Here's how it works: The starting switch is incorporated in the carburetors of all Clipper models, so that the starter can be operated by the accelerator. The carburetor throttle shaft has a milled groove into which rests a steel ball. A short passage in the carburetor casting connects the top of the ball passage to intake manifold vacuum so that with the engine operating, the ball is drawn up into the passage away from the shaft, making the switch operate. When the engine is stopped and the accelerator is depressed, the milled portion of the throttle shaft forces the ball against a plunger, which moves a bakelite guide and a contact spring (shaped like the letter W) up to make contact between the two brass contacts molded into the bakelite switch body. This completes the circuit for the solenoid switch on the starter, causing the starter to crank the engine. As soon as the engine starts, the manifold vacuum acts upon the ball and, when the accelerator is released and the throttle shaft returns to its normal position, the ball is drawn up by vacuum away from the shaft. The ball remains in the upper position as long as the engine is running. A coil spring is provided to return the plunger guide and contact spring, thus breaking the contact between the two brass contacts in the switch body. As long as the ball remains up, any future operation of the throttle does not make switch contact until the engine is stopped. The coil spring rests on a round washer with a square hole, which provides a seat for the spring. Switch contact should be made when the throttle is opened between 30 to 45 degrees. Brass shims between the bakelite guide and contact spring are provided to adjust or determine the point at which switch contact is made. Shims are added to make contact sooner and are removed to delay the contact.

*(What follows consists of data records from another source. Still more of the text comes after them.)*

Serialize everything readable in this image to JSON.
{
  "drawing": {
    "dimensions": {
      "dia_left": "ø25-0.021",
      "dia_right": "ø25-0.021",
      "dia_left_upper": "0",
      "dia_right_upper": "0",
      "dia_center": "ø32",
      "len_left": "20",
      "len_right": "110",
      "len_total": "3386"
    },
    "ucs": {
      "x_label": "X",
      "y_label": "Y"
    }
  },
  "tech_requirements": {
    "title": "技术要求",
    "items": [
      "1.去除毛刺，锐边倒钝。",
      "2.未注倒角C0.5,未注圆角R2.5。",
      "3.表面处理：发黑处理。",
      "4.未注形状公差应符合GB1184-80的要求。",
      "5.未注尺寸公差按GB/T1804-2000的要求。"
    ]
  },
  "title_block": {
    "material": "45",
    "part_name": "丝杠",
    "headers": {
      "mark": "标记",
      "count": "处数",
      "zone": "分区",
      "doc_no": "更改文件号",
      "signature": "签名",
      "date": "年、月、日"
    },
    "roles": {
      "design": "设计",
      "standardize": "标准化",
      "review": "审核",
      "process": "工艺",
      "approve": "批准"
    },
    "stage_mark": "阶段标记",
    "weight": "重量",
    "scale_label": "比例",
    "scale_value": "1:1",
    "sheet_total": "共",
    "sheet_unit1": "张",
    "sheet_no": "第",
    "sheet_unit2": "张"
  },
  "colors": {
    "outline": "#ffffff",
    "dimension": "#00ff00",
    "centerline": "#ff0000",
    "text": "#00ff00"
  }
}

Starting the car: When starting the car, its important to release the accelerator immediately when the engine starts. If its held down allowing the engine to race, all of the rich starting mixture could be drawn out of the manifold, stopping the engine because of the resulting lean mixture. If flooding occurs, it might be necessary to operate the starter with the accelerator fully depressed long enough to clean out the flooded carburetor. Never pump the accelerator!
Choke operation: The choke will come into operation when the accelerator is depresssed to the point of engaging the car-starter switch. When the accelerator is released, the fast idle will come into operation. The choke unloading mechanism, which automatically opens the choke valve when the throttle is fully opened, is the same as non-carburetor switch carburetors.
Its nice to take the mystery out of this system and have it working correctly. This type was used on Packards from '41 to '54, and Buicks with Carter carburetors from '40 to '54.